downthetubes: The Beano and Dandy digests have been around in one form or another for decades. Are the current Beano and Dandy Fun Size titles new stories, partial reprints like Commando or all reprints?

Garry: The reprints come from the original fun-size, with new covers. All are reprints, taken for discs stored in syndication dept.

downthetubes: You said at the start that you had wanted to study music at university but didn’t get the grades and applied to. Do you still have an interest in music?

Garry: A heavy interest both in participating and listening! I used to help out the Courier music critic on an ad hoc basis before he asked me to do half the reviews. Since he retired six years ago, I am 100 per cent the music critic and love it!

It’s great change from my 9 to 5 job – during the day it’s Beezer and Beano, in the evening it could be Brahms and Beethoven! I also play cello in a local orchestra and church organ on a Sunday. Music’s been a family passion for generations.

downthetubes: Returning to the comics, you have had a career that has taken in a wide variety of types of titles. Is there one that stands out for you as particularly memorable or enjoyable?

Nutty Issue 290 - cover dated _31st August 1985

Garry: I would say my Nutty years were the most enjoyable because of the staff we had. We had a great social life out of the the office and went hill walking most months. Dave Donaldson was the editor and our office was always one of fun and hilarity and had some great comic writers.

Comic artist Steve Bright was one of the subs before his artwork career took off and he was handy for the odd alteration etc.

We had a reunion a few months ago, for all those who could put Nutty after their name! It was an excellent night out!

I obviously enjoyed my spell as Football editor and I was enjoying doing Classics very much indeed, but to be honest, I have enjoyed everywhere I’ve worked in DC Thomsons – and still do!

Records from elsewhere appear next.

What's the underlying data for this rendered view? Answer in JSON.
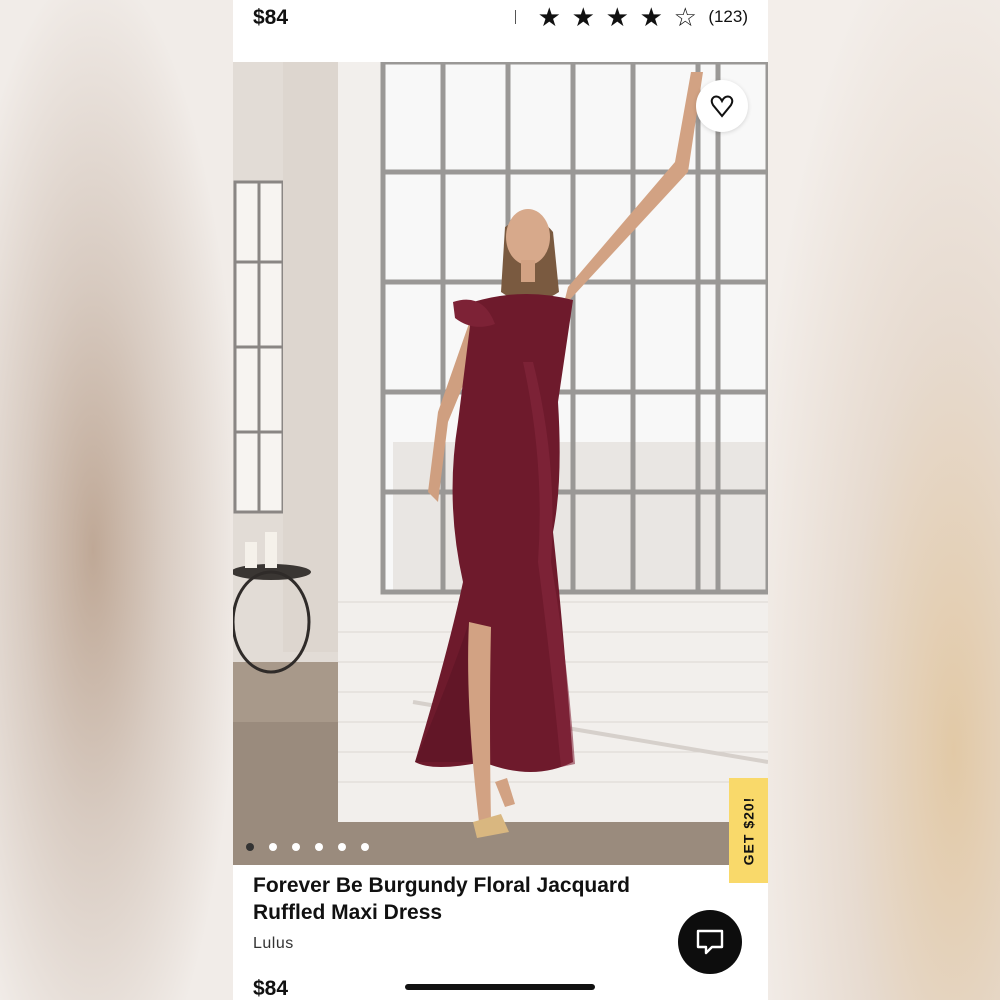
{
  "product": {
    "price_top": "$84",
    "rating": {
      "stars": 4,
      "max_stars": 5,
      "count": "(123)"
    },
    "title": "Forever Be Burgundy Floral Jacquard Ruffled Maxi Dress",
    "brand": "Lulus",
    "price_bottom": "$84"
  },
  "gallery": {
    "image_count": 6,
    "active_index": 0
  },
  "promo": {
    "label": "GET $20!",
    "color": "#f9d96a"
  },
  "icons": {
    "favorite": "heart-outline-icon",
    "chat": "chat-bubble-icon",
    "star_filled": "star-filled-icon",
    "star_empty": "star-outline-icon"
  },
  "colors": {
    "dress": "#6e1a2c",
    "text": "#111111"
  }
}
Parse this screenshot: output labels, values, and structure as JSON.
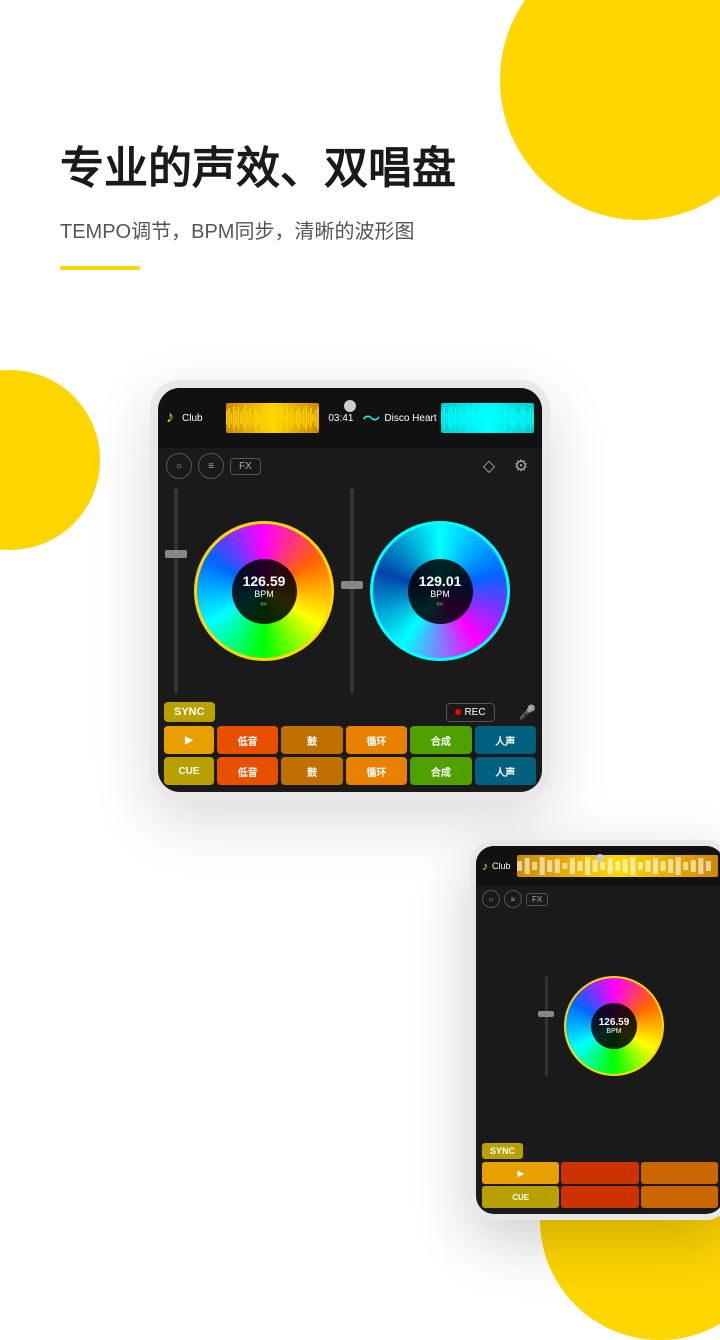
{
  "hero": {
    "title": "专业的声效、双唱盘",
    "subtitle": "TEMPO调节，BPM同步，清晰的波形图"
  },
  "dj_interface": {
    "track1_label": "Club",
    "track2_label": "Disco Heart",
    "time": "03:41",
    "bpm1": "126.59",
    "bpm2": "129.01",
    "bpm_unit": "BPM",
    "sync_label": "SYNC",
    "rec_label": "REC",
    "fx_label": "FX",
    "pads_row1": [
      "▶",
      "低音",
      "鼓",
      "循环",
      "合成",
      "人声"
    ],
    "pads_row2": [
      "CUE",
      "低音",
      "鼓",
      "循环",
      "合成",
      "人声"
    ]
  },
  "phone2": {
    "track_label": "Club",
    "sync_label": "SYNC",
    "cue_label": "CUE",
    "fx_label": "FX"
  },
  "colors": {
    "yellow": "#FFD600",
    "cyan": "#00ffff",
    "dark_bg": "#1a1a1a"
  }
}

downthetubes: Garry, thank you for taking the time to talk to us.

Garry: My pleasure!

All comic images are © DC Thomson & Co Ltd